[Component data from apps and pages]

--------------------------------

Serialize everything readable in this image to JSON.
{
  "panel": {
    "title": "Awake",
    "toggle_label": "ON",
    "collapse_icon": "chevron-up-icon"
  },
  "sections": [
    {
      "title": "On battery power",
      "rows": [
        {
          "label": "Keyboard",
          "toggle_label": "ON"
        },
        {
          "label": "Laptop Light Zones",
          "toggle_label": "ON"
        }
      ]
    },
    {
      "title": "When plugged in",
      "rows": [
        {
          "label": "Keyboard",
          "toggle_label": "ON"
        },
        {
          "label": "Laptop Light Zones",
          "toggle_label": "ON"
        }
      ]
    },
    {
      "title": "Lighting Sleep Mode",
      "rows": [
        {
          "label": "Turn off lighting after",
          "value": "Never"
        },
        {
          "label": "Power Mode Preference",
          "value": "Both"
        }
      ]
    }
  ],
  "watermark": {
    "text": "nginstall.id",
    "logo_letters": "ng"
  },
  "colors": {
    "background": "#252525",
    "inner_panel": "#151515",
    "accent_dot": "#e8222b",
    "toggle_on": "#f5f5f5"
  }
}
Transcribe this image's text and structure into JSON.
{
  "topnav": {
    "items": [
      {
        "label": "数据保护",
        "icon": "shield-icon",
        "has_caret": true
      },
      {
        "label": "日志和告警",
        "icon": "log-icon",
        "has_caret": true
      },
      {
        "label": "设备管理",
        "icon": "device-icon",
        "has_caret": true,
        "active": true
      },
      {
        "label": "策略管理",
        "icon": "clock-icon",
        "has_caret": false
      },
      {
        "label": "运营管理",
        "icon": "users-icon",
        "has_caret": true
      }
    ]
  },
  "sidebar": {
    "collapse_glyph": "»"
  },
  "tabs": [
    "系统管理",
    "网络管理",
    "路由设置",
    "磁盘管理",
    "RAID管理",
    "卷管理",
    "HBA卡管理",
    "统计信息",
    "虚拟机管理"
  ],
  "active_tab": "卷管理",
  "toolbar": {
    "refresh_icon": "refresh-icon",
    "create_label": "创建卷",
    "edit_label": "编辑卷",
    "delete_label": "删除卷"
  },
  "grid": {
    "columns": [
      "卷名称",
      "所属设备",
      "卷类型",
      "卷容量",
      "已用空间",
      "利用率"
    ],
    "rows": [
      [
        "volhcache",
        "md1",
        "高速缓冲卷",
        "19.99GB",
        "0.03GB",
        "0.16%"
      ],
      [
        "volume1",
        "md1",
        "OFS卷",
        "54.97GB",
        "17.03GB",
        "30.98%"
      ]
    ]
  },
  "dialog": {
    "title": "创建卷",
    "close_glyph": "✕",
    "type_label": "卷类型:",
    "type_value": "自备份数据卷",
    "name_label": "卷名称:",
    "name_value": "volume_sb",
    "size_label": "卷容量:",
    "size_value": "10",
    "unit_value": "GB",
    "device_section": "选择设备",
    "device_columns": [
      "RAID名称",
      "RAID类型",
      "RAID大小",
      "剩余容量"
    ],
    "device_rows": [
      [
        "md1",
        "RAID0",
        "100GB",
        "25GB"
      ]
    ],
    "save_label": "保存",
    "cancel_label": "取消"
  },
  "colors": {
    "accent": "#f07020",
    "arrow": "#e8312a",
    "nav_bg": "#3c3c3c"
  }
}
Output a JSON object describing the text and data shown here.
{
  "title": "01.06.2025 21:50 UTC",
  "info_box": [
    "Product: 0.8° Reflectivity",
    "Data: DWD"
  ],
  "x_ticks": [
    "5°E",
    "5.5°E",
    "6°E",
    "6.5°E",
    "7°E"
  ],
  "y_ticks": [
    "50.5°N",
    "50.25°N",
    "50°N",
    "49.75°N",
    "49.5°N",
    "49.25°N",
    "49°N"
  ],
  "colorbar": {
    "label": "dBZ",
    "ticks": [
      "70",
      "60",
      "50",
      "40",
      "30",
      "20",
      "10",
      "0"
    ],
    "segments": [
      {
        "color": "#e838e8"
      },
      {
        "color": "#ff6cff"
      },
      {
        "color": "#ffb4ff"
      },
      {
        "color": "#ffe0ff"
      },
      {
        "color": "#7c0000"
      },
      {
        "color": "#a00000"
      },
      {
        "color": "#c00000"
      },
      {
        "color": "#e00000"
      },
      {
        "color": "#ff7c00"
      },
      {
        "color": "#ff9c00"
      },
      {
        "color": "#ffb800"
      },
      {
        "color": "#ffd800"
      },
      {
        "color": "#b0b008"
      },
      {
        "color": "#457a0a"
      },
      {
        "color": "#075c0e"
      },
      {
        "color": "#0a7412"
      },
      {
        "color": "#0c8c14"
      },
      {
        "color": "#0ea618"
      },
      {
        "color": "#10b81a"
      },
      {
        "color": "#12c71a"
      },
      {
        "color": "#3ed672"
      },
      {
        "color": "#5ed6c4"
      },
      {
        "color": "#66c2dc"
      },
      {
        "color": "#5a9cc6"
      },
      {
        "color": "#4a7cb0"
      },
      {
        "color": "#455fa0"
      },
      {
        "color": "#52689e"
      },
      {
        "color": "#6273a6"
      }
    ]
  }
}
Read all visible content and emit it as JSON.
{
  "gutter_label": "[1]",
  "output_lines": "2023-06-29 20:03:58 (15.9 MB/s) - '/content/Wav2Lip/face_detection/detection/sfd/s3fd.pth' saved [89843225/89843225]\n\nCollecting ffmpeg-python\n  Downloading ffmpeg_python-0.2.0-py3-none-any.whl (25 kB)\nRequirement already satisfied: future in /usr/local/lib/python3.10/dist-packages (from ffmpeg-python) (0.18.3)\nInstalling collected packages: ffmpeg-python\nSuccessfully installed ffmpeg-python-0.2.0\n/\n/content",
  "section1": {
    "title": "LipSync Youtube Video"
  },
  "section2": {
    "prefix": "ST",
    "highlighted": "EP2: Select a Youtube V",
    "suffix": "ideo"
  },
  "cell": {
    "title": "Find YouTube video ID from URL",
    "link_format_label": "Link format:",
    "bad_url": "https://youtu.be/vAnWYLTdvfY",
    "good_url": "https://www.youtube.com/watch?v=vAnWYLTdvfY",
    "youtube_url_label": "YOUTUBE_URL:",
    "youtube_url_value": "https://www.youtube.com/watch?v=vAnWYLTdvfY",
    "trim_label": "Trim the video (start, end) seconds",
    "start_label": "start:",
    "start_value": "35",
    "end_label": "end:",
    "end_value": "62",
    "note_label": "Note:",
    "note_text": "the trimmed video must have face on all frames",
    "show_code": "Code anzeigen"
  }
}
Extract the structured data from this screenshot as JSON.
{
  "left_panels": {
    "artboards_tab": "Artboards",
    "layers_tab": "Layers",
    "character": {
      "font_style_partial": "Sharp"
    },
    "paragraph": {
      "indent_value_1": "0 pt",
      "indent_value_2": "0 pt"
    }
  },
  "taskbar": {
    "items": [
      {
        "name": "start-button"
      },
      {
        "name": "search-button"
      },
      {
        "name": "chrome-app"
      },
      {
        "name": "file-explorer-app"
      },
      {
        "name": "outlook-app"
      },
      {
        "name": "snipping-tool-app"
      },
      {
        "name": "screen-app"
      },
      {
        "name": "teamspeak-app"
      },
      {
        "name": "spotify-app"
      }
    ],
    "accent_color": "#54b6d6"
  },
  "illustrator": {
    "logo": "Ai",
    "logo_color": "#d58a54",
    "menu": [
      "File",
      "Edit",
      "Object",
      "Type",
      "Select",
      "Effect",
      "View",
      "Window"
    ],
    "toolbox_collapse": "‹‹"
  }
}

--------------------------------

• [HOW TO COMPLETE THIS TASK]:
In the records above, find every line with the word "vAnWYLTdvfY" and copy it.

• [YOUR SOLUTION]:
    "bad_url": "https://youtu.be/vAnWYLTdvfY",
    "good_url": "https://www.youtube.com/watch?v=vAnWYLTdvfY",
    "youtube_url_value": "https://www.youtube.com/watch?v=vAnWYLTdvfY",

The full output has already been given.